Barman is a great design, but unfortunately its teenage emo variant has to place lower than the original and best. From a design perspective a combination of white, red and dark grey can look very classy in the right context (I’ve used it myself in political design) but when the use case is to look vibrant for tourists and to disguise dirt, this is let down by the reality that it could appear in a NUMTOT version of Dracula’s castle.
It was introduced in 2015 as a replacement for a very garish red and blue design on the Bakerloo, and is intended to serve as a night-time variant of the traditional Barman. Aptly, night is when the London Eye is actually lit up in red, so if you’re a stickler for accuracy, this may supercede its older brother.
Originally it was intended to be in Bakerloo Brown, but was felt to be too drab (and, while excellent at hiding dirt, might not be the best advert for the pictured monuments).
It might be better suited to the lines which serve the City of London, whose corporate identity leans on a heritage-heavy black-white-red colour scheme.
4) New Tube for London

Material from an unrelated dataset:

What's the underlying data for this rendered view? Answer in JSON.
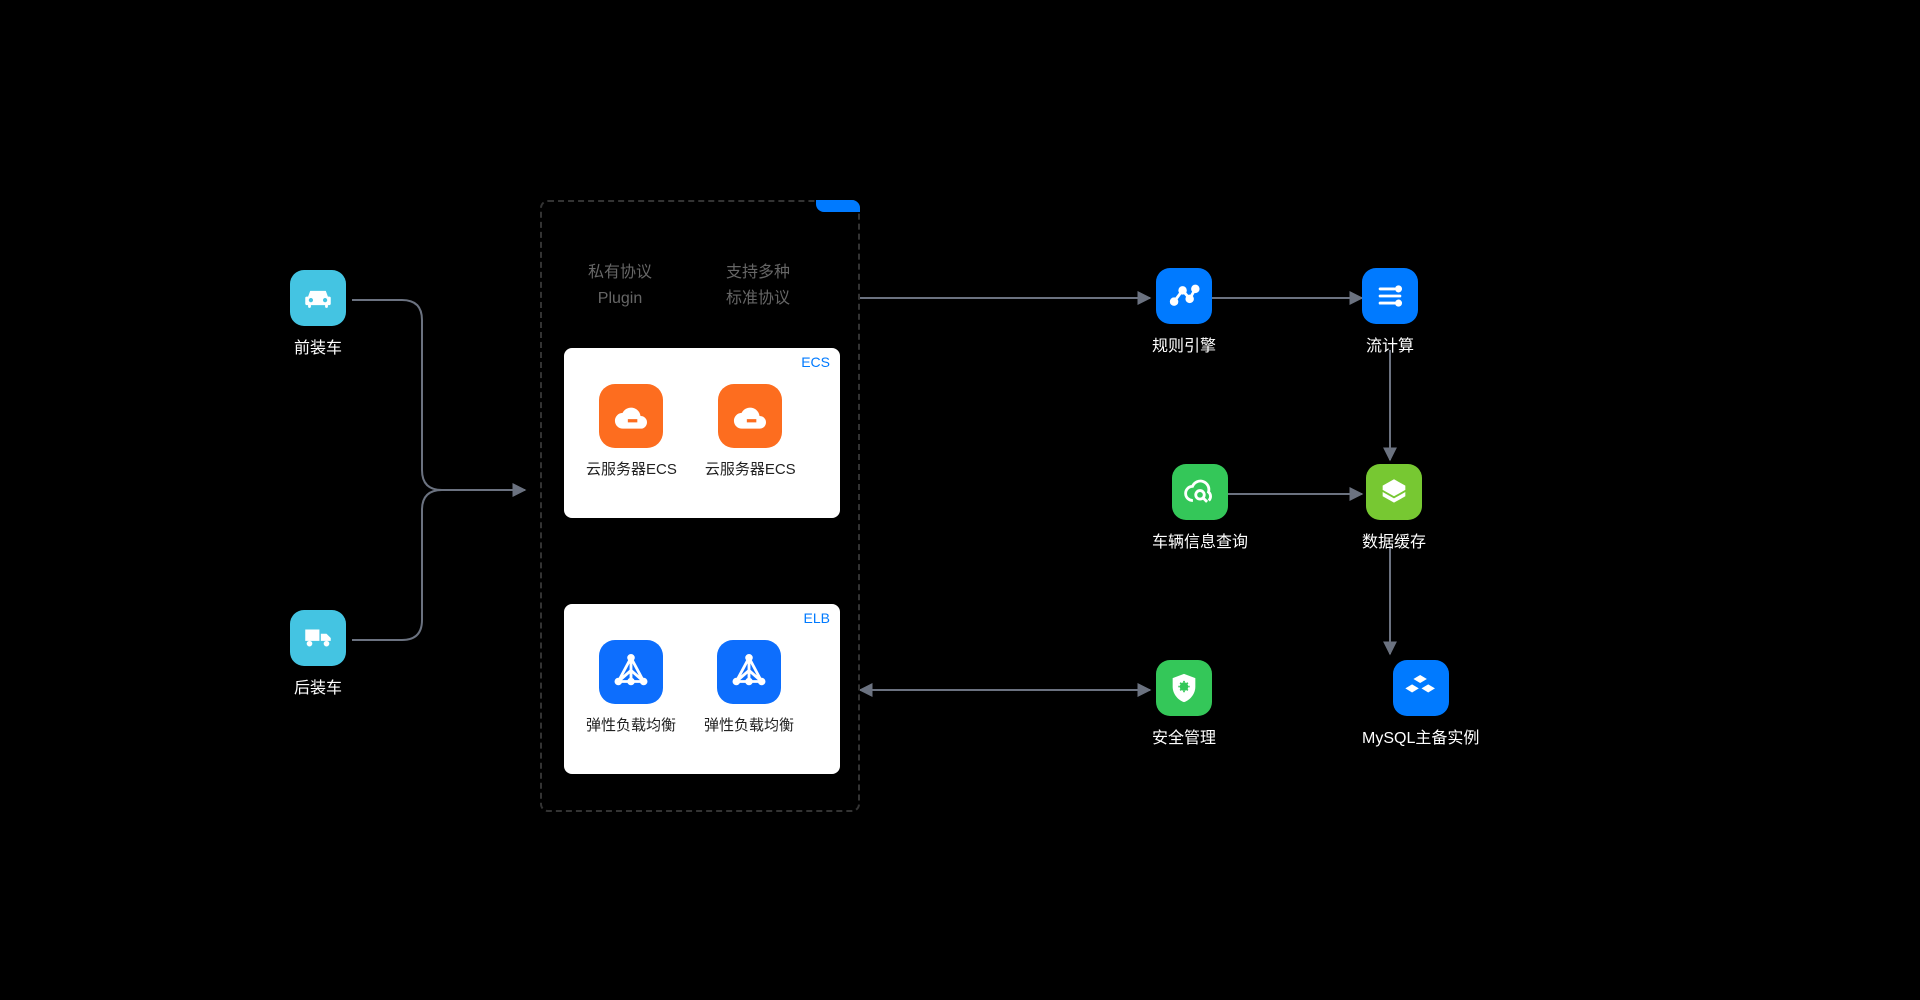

Currently under construction and aimed at deployment on the Piccadilly Line in 2025, the New Tube for London will replace the current 1973 stock of trains after five decades of operation, which seems to be roughly average for a rolling stock upgrade, and comes complete with its own dedicated moquette.
Despite being shining and new, the red-blue-green design with white stripes calls to mind 80s chic for me — similar to the original Channel 4 logo. Perhaps the retro-futurist feel comes from those colours’ association with digital displays, with RGB colour being the basis for colour construction from light — the three combined form pure white.
It’s simple, but effective, and I can’t wait to sit down and try it in a couple of years’ time.
3) District, Circle, Hammersmith and City, and Metropolitan Lines
The concept here is simple and effective — the four colours of the lines in question, deployed in pleasing contrasting squares. It probably works out significantly cheaper and less complicated to combine designs like this, but I’d think it was kind of a shame if TFL rolled out this approach across the whole network. In a new transport system, a unified seat design would make sense, but London’s many and varied moquettes give each service a slightly unique feel that helps build rider loyalty and a sense of heritage — the Tube is, after all, the world’s oldest metro system.
That this timeless design only dates from 2010 is surely a mark of its genius, although it draws on a longer heritage in terms of its name, a tribute to Christian Barman, the first commissioner of moquettes in 1936. Subtly advertising the city as a tourist hotspot through reference to four iconic landmarks (see if you can identify them all!*), it manages with aplomb the serious challenge of representative illustration within a tiny repeating pattern.
1) Victoria Line
Barman is the fan favourite, but for me it’s impossible to beat the Victoria Line. High concept without being impenetrable, bold without being garish, it combines very literal imagery — the four compass points of travel, and the V for Victoria — in a way that doesn’t force you to think too hard about it. The fact that this is one of the longest-running designs on this list, having been introduced in 1988, is a testament to its iconic staying power. Adorning many of my London journeys — which have a tendency to start at St. Pancras and terminate in Brixton — it’s become a familiar friend to me over the years, and it should be yours too. Unlike anyone living in heavily developed Greater London, it’s outstanding in its field.
*These include the London Eye, St Paul’s Cathedral, Big Ben and Tower Bridge, although some people swear they can see Battersea Power Station too.